#### HOW TO COMPLETE THIS TASK
Word for word, restate the lines from the one containing "What data populates" through the last line of the material, and include no pictures.
↓↓↓
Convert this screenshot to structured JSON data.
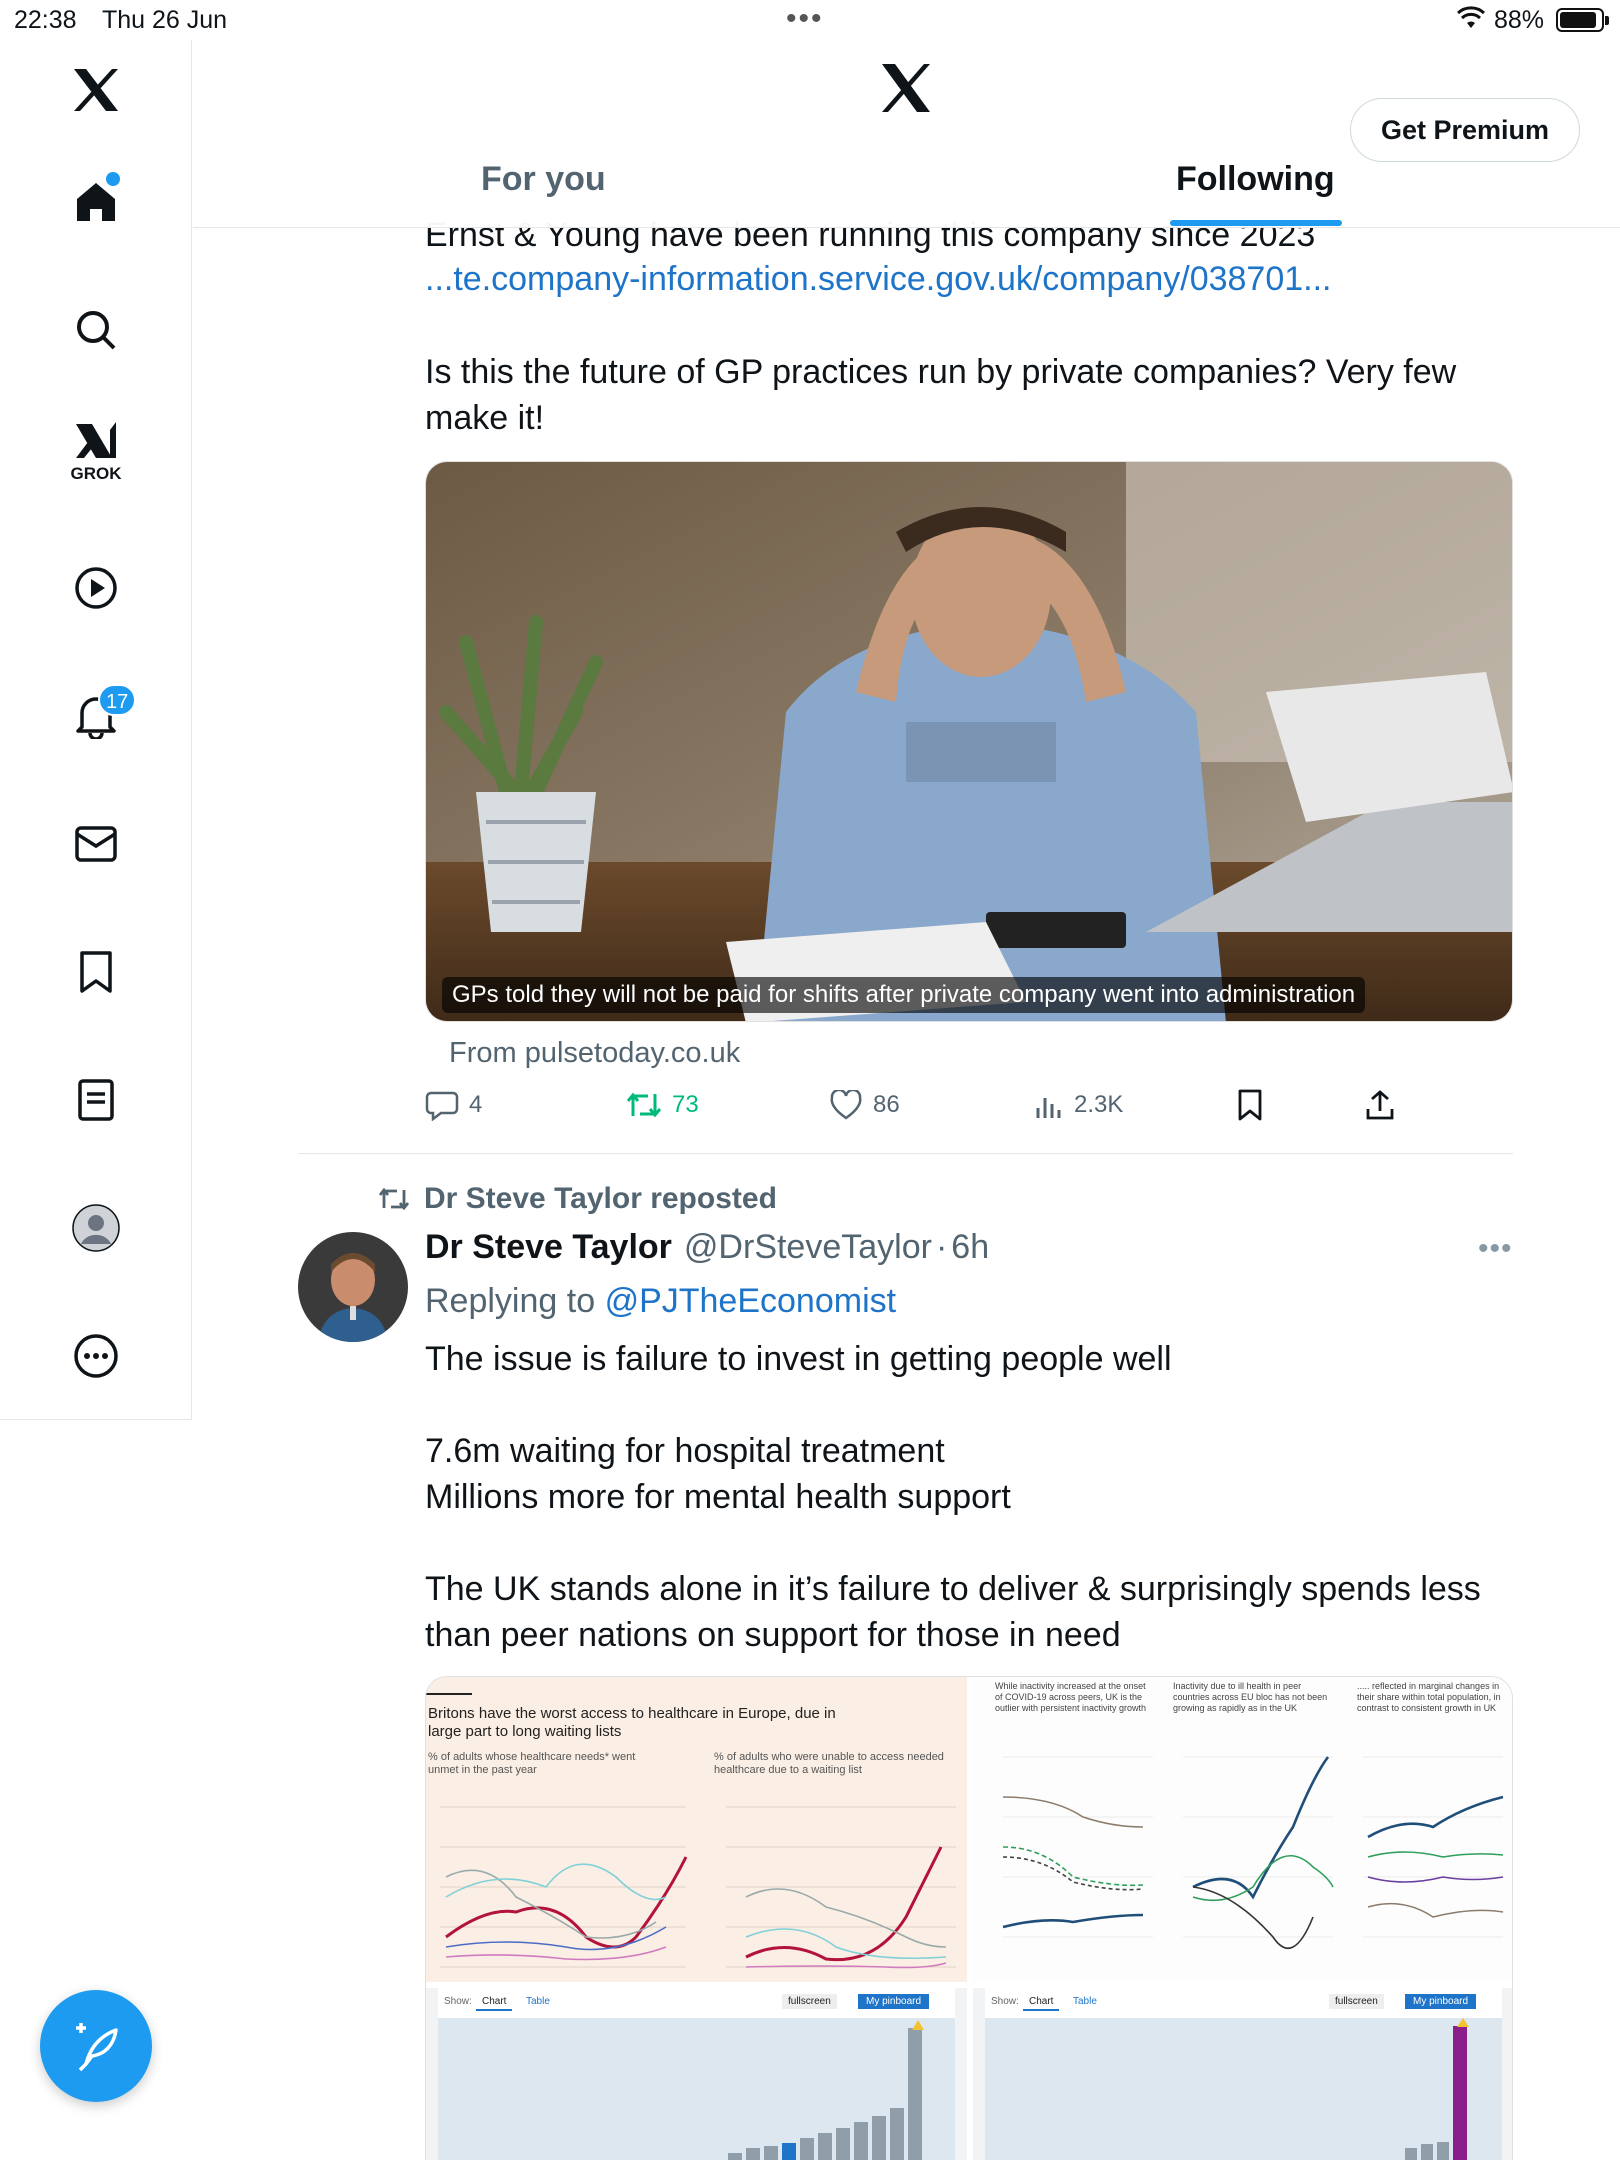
{
  "status_bar": {
    "time": "22:38",
    "date": "Thu 26 Jun",
    "battery": "88%",
    "battery_level": 0.88
  },
  "sidebar": {
    "notifications_count": "17",
    "grok_label": "GROK",
    "items": [
      "home-icon",
      "search-icon",
      "grok-icon",
      "video-icon",
      "notifications-icon",
      "messages-icon",
      "bookmarks-icon",
      "lists-icon",
      "profile-icon",
      "more-icon"
    ]
  },
  "header": {
    "premium_label": "Get Premium",
    "tabs": [
      {
        "label": "For you",
        "active": false
      },
      {
        "label": "Following",
        "active": true
      }
    ]
  },
  "tweet1": {
    "text_line_partial": "Ernst & Young have been running this company since 2023",
    "link": "...te.company-information.service.gov.uk/company/038701...",
    "body_line1": "Is this the future of GP practices run by private companies? Very few",
    "body_line2": "make it!",
    "card_caption": "GPs told they will not be paid for shifts after private company went into administration",
    "card_source": "From pulsetoday.co.uk",
    "replies": "4",
    "reposts": "73",
    "likes": "86",
    "views": "2.3K"
  },
  "tweet2": {
    "repost_label": "Dr Steve Taylor reposted",
    "name": "Dr Steve Taylor",
    "handle": "@DrSteveTaylor",
    "time": "6h",
    "replying_prefix": "Replying to",
    "replying_to": "@PJTheEconomist",
    "line1": "The issue is failure to invest in getting people well",
    "line2": "7.6m waiting for hospital treatment",
    "line3": "Millions more for mental health support",
    "line4": "The UK stands alone in it’s failure to deliver & surprisingly spends less",
    "line5": "than peer nations on support for those in need"
  },
  "media": {
    "chart1_title": "Britons have the worst access to healthcare in Europe, due in large part to long waiting lists",
    "chart1_sub_left": "% of adults whose healthcare needs* went unmet in the past year",
    "chart1_sub_right": "% of adults who were unable to access needed healthcare due to a waiting list",
    "chart2_head1": "While inactivity increased at the onset of COVID-19 across peers, UK is the outlier with persistent inactivity growth",
    "chart2_head2": "Inactivity due to ill health in peer countries across EU bloc has not been growing as rapidly as in the UK",
    "chart2_head3": "..... reflected in marginal changes in their share within total population, in contrast to consistent growth in UK",
    "panel_show": "Show:",
    "panel_chart": "Chart",
    "panel_table": "Table",
    "panel_fullscreen": "fullscreen",
    "panel_pinboard": "My pinboard"
  }
}
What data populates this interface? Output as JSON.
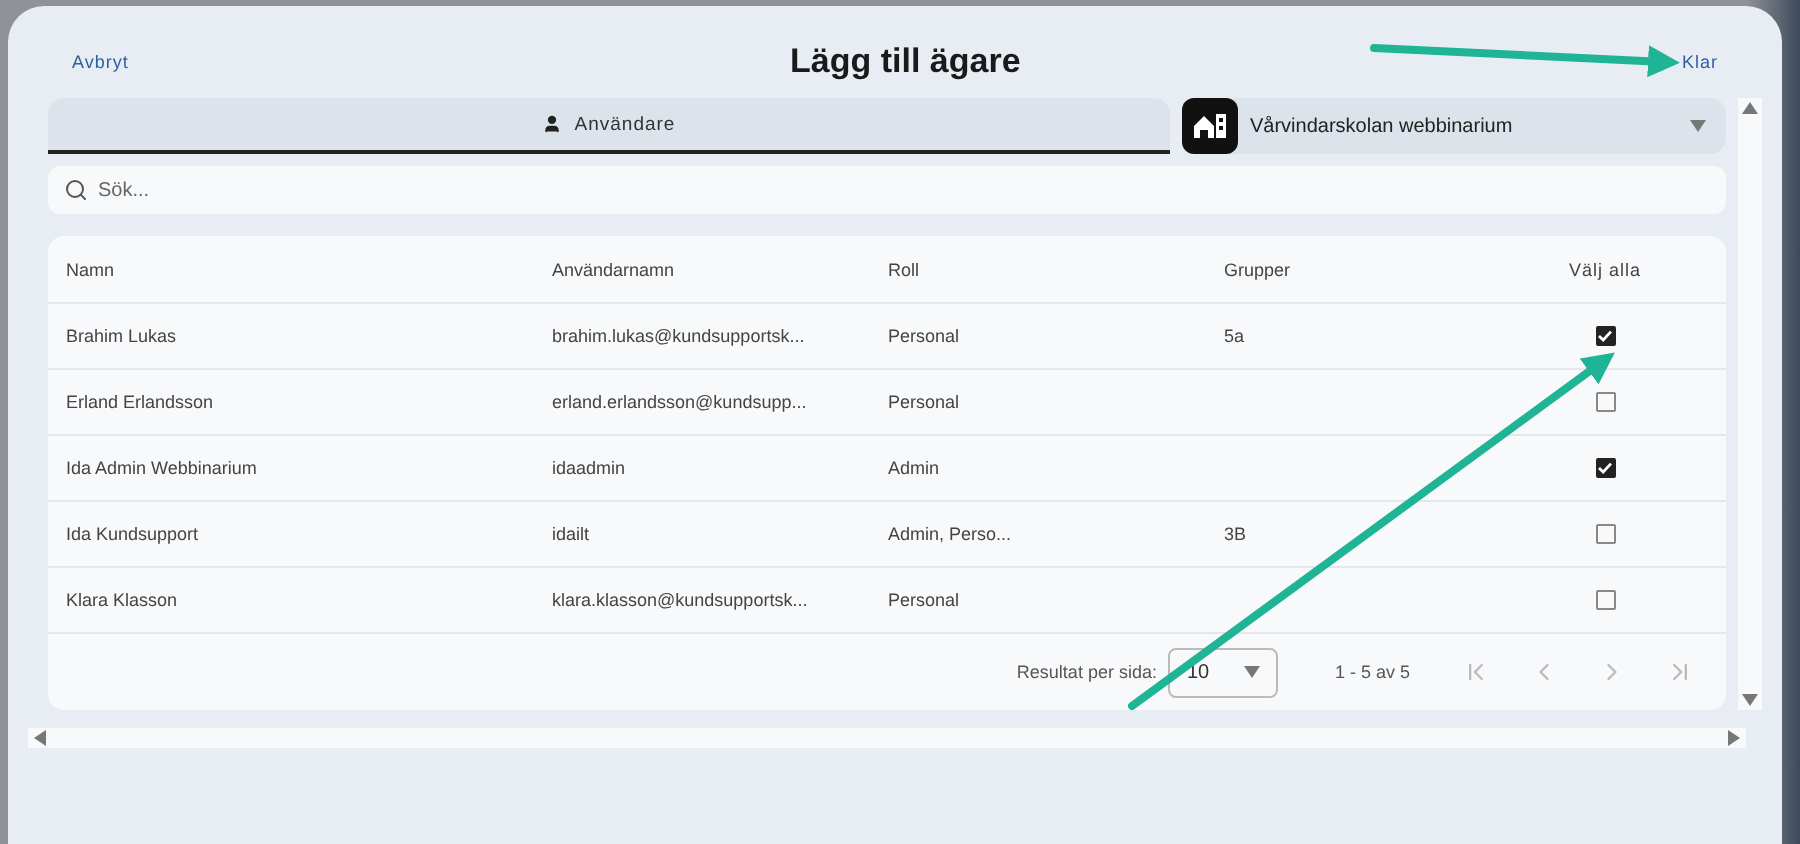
{
  "header": {
    "cancel": "Avbryt",
    "title": "Lägg till ägare",
    "done": "Klar"
  },
  "tabs": [
    {
      "label": "Användare",
      "selected": true
    }
  ],
  "school_select": {
    "value": "Vårvindarskolan webbinarium"
  },
  "search": {
    "placeholder": "Sök..."
  },
  "table": {
    "columns": [
      "Namn",
      "Användarnamn",
      "Roll",
      "Grupper"
    ],
    "select_all": "Välj alla",
    "rows": [
      {
        "cells": [
          "Brahim Lukas",
          "brahim.lukas@kundsupportsk...",
          "Personal",
          "5a"
        ],
        "checked": true
      },
      {
        "cells": [
          "Erland Erlandsson",
          "erland.erlandsson@kundsupp...",
          "Personal",
          ""
        ],
        "checked": false
      },
      {
        "cells": [
          "Ida Admin Webbinarium",
          "idaadmin",
          "Admin",
          ""
        ],
        "checked": true
      },
      {
        "cells": [
          "Ida Kundsupport",
          "idailt",
          "Admin, Perso...",
          "3B"
        ],
        "checked": false
      },
      {
        "cells": [
          "Klara Klasson",
          "klara.klasson@kundsupportsk...",
          "Personal",
          ""
        ],
        "checked": false
      }
    ]
  },
  "pagination": {
    "label": "Resultat per sida:",
    "page_size": "10",
    "range": "1 - 5 av 5"
  }
}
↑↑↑
#### ANSWER AREA
What data populates this interface? Output as JSON.
{
  "header": {
    "cancel": "Avbryt",
    "title": "Lägg till ägare",
    "done": "Klar"
  },
  "tabs": [
    {
      "label": "Användare",
      "selected": true
    }
  ],
  "school_select": {
    "value": "Vårvindarskolan webbinarium"
  },
  "search": {
    "placeholder": "Sök..."
  },
  "table": {
    "columns": [
      "Namn",
      "Användarnamn",
      "Roll",
      "Grupper"
    ],
    "select_all": "Välj alla",
    "rows": [
      {
        "cells": [
          "Brahim Lukas",
          "brahim.lukas@kundsupportsk...",
          "Personal",
          "5a"
        ],
        "checked": true
      },
      {
        "cells": [
          "Erland Erlandsson",
          "erland.erlandsson@kundsupp...",
          "Personal",
          ""
        ],
        "checked": false
      },
      {
        "cells": [
          "Ida Admin Webbinarium",
          "idaadmin",
          "Admin",
          ""
        ],
        "checked": true
      },
      {
        "cells": [
          "Ida Kundsupport",
          "idailt",
          "Admin, Perso...",
          "3B"
        ],
        "checked": false
      },
      {
        "cells": [
          "Klara Klasson",
          "klara.klasson@kundsupportsk...",
          "Personal",
          ""
        ],
        "checked": false
      }
    ]
  },
  "pagination": {
    "label": "Resultat per sida:",
    "page_size": "10",
    "range": "1 - 5 av 5"
  }
}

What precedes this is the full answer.